Signaling pathways of dicarboxylate transport in a proximal tubule cell line
The sodium-dicarboxylate co-transporter NaDC1/SLC13A2, located at the apical membrane of the proximal tubule, reabsorbs Krebs cycle intermediates from the glomerular filtrate and is thought to be responsible for the bulk of citrate transport in the nephron. Previous studies in our lab have shown that NaDC1 is not calcium-sensitive and that transport of citrate and succinate in opossum kidney (OK) proximal tubule cells is calcium-sensitive. When apical extracellular calcium is lowered apical citrate transport increases significantly in OK cells.

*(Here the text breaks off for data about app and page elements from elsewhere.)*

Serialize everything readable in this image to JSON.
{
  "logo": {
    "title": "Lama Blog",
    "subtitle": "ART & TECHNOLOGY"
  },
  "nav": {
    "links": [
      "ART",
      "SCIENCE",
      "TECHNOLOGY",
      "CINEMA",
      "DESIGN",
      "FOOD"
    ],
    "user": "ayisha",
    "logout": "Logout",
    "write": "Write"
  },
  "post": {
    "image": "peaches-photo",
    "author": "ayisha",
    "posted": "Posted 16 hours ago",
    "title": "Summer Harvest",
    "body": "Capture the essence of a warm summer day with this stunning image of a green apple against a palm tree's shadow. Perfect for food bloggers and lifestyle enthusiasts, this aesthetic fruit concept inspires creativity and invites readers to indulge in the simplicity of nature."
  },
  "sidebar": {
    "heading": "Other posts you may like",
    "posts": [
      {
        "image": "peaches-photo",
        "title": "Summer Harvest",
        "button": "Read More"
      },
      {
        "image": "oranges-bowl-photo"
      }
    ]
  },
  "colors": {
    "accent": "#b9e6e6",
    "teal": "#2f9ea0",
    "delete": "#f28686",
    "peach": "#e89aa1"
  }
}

In this study we demonstrate that stimulating the Calcium-Sensing Receptor (CaSR) by addition of spermine in normal and low extracellular calcium results in inhibition of succinate transport indicating that the CaSR plays a role in calcium-sensitive dicarboxylate transport regulation. Thapsigargin, commonly used to increase intracellular calcium, also inhibited succinate transport in normal and low extracellular calcium. This indicates that the CaSR signals through the guanine nucleotide binding protein Gq. In addition to increased intracellular calcium, Gq signaling also activates Protein Kinase C (PKC). The PKC activator, Phorbol 12-Myristate 13-Acetate (PMA), inhibited dicarboxylate transport in low extracellular calcium only indicating that PKC regulates calcium-sensitive transport specifically. Also investigated were the potential roles of the Gi and Gs pathways. Gi and Gs inhibit and activate adenylate cyclase respectively. Inhibiting Gi with Pertussis Toxin and treating cells with 8-Br-cAMP had no effect on transport indicating that neither Gi nor Gs regulate dicarboxylate transport. Inhibiting adenylate cyclase with MDL 12,330A decreased dicarboxylate transport in normal and low extracellular calcium. However, 8-Br-cAMP did not reverse these effects indicating that MDL 12,330A is inhibiting transport in some way other than Gi signaling. To determine that in OK cells if ligand biased signaling of the CaSR favors Gq at the expense of Gi and Gs, ELISA assays were used to measure intracellular cAMP concentration. We found that calcium and spermine do not change intracellular levels of cAMP. Thus, our studies on Gq, Gi and Gs signaling reveal that there is ligand biased signaling of the CaSR in favor of the Gq pathway and that dicarboxylate transport is regulated by the CaSR → Gq → PKC pathway.